R&A chief executive Peter Dawson said it is expected that its ballot boxes would get more than more than the required two-thirds needed to change the rule.

He admitted earlier that the issue of single-sex membership was divisive. But Mr Dawson said yesterday the rule-change plan had been well-received.

He said: "We very much hope once the vote is taken we will be welcoming women to the club.

"It's something that has been expected. I'm not going to say overdue but I'm sure I'll be asked that question.

"Early indications from the members are very positive indeed.

"We have been talking about this for quite a while and it's our governance role which has been the driving factor.

He added: "Society is changing, sport is changing, golf is changing and I think it's appropriate for a governing body to take this step."

Mr Dawson also said the September 18 vote clash is coincidence.

He said: "The reason for that is that it is enshrined in our constitution - that it has to be the day before the last day of medal week.

"If we can change that, what we are doing is unconstitutional. We have to make sure all R&A members have a postal votes for the other ballot."

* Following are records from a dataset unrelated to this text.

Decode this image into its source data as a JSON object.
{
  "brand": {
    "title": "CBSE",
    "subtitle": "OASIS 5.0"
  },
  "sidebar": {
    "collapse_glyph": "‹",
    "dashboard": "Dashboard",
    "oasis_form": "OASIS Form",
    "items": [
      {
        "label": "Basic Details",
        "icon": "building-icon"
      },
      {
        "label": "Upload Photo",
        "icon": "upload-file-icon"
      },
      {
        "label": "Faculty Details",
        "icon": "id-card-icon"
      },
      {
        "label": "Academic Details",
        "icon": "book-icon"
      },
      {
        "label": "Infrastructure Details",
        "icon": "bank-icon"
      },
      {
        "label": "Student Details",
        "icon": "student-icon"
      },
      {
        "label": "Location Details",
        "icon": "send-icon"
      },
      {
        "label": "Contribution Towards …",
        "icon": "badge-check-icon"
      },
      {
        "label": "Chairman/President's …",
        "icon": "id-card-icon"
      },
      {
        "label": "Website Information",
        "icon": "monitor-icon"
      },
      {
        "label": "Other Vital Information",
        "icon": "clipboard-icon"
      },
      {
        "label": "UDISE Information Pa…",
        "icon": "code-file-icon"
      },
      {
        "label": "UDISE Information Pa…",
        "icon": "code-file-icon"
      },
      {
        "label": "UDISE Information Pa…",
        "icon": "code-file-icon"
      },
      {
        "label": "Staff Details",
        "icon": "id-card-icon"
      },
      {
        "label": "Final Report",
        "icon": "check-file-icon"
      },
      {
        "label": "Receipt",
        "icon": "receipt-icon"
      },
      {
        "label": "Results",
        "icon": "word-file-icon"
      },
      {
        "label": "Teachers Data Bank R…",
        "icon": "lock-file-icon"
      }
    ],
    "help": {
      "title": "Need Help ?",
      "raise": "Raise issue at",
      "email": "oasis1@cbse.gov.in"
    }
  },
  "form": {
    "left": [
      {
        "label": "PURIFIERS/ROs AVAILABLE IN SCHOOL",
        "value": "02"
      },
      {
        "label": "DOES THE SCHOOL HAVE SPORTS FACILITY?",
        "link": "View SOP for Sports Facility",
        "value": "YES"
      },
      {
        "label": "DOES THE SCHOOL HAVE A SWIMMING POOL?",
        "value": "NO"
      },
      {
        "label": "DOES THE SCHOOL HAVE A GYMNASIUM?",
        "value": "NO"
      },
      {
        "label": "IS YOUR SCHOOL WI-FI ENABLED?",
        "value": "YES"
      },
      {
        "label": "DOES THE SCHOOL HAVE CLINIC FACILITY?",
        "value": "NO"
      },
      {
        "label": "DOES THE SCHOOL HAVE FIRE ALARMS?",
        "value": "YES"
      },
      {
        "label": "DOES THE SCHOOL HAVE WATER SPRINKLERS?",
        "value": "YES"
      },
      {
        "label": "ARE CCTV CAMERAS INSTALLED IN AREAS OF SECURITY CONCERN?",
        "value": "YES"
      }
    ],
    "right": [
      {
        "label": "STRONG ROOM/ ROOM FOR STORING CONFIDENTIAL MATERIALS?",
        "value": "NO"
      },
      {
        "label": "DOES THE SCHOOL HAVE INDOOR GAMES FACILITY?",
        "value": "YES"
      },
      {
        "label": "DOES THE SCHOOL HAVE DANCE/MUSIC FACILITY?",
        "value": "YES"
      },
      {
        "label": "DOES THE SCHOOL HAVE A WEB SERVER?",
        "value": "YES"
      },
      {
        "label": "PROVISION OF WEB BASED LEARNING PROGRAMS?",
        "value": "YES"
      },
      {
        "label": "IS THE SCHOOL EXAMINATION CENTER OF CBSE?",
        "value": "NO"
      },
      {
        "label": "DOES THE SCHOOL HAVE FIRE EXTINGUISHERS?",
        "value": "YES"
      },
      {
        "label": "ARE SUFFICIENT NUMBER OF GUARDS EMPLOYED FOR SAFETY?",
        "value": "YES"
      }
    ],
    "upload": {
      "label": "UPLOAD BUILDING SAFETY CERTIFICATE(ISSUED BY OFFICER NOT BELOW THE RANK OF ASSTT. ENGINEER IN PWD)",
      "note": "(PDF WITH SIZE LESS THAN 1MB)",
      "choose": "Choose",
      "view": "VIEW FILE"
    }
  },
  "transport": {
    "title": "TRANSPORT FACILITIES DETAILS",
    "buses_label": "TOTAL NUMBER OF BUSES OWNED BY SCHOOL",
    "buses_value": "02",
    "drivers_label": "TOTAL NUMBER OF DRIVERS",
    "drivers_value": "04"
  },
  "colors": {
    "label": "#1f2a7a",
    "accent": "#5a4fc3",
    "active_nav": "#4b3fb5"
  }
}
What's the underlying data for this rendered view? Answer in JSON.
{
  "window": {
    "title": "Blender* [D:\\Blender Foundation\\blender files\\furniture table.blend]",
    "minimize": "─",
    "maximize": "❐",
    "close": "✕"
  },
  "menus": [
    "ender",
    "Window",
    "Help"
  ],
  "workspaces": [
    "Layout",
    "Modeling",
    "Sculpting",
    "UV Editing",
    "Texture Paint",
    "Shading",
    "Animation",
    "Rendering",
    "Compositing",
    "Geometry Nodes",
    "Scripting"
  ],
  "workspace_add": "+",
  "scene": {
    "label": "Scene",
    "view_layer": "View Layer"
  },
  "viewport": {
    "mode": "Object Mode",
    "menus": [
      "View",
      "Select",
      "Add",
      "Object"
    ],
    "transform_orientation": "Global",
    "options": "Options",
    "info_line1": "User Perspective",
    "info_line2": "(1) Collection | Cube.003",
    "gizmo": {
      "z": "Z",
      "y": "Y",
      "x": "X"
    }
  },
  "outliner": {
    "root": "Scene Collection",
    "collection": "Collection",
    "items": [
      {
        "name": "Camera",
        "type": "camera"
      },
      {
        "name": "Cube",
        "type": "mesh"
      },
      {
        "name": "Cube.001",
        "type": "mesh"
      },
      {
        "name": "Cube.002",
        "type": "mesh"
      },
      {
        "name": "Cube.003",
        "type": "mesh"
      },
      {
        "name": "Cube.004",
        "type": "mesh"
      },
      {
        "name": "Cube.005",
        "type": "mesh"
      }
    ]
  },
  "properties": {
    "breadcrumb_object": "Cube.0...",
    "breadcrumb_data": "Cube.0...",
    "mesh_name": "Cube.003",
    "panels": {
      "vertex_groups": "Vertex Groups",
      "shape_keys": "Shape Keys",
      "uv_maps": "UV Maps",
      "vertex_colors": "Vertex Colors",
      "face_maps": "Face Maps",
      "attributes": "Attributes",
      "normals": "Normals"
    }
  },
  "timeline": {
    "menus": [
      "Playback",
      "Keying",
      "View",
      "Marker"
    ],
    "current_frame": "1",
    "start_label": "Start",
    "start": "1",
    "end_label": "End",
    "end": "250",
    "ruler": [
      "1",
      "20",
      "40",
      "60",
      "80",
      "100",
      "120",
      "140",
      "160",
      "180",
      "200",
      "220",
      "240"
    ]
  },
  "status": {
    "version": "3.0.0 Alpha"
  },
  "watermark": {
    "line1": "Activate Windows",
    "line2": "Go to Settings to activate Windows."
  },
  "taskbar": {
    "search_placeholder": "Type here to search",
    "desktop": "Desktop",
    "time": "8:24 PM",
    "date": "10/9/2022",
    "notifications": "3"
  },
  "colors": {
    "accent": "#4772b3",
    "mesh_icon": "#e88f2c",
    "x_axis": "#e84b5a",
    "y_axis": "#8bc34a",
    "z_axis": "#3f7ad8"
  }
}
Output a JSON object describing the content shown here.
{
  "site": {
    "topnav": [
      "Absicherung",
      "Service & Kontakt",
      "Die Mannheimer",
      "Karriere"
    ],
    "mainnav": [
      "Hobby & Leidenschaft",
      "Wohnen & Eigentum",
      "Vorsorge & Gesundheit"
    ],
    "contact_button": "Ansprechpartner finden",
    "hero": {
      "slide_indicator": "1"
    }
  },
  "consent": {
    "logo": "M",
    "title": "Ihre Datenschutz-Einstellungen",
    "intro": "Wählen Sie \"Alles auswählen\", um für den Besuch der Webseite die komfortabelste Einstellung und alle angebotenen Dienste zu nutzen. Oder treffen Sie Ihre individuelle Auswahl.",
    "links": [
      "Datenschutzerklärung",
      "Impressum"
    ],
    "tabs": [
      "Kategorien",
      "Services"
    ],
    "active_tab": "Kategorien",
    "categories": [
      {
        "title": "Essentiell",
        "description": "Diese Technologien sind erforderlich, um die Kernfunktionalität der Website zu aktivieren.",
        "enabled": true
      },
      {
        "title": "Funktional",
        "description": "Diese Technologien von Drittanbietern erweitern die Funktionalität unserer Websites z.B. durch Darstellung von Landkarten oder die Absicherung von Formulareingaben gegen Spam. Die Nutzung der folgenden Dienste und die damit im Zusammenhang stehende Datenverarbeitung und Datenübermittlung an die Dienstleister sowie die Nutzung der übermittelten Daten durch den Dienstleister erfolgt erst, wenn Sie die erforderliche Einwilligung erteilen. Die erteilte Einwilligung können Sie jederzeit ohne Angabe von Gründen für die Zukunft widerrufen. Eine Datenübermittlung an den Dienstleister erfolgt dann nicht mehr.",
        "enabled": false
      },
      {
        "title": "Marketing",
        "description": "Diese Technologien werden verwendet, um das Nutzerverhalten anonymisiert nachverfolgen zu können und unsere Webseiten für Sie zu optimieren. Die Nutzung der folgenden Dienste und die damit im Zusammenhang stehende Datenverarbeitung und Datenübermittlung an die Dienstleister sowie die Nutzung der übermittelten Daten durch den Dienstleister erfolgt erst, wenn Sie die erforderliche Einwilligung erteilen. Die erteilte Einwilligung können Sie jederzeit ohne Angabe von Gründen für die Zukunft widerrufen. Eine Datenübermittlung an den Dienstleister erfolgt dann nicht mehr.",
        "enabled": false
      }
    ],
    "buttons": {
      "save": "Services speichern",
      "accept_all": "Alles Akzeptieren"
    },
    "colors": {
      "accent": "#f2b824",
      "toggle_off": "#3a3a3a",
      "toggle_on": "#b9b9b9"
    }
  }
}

UK Sport and Equalities Minister Helen Grant said: "This is welcome news from the Royal & Ancient Golf Club of St Andrews and I urge its members to follow their committees' recommendations and vote 'yes' for women members.

"It would mark a step in the right direction for the sport and I would hope encourage the remaining golf clubs that still have anachronistic single-sex member policies to follow suit."

First Minister Alex Salmond called the policy "indefensible in the 21st century" and boycotted last year's Open, which also excluded women members.

Sponsors had also indicated that the issue needed to be addressed.

Sports Minister Shona Robison said: "This is great news for golf and sport in Scotland. As the founding club of the R&A, the Royal & Ancient Golf Club of St Andrews is an important institution and can provide an example that other clubs will follow. I warmly welcome the announcement and the committee's recommendations."

Scottish Liberal Democrat MSP Alison McInnes, who had previously called for women to be admitted, said she was glad the R&A had finally 'found their voice" on the issue. She added: "The R&A say that the spirit of the game of golf is epitomised in three words - honesty, integrity and courtesy; it's long overdue that these sentiments were carried from the courses into the clubhouses."

A spokesman for the R&A said: "The Club's committees are strongly in favour of the rule change and are asking members to support it."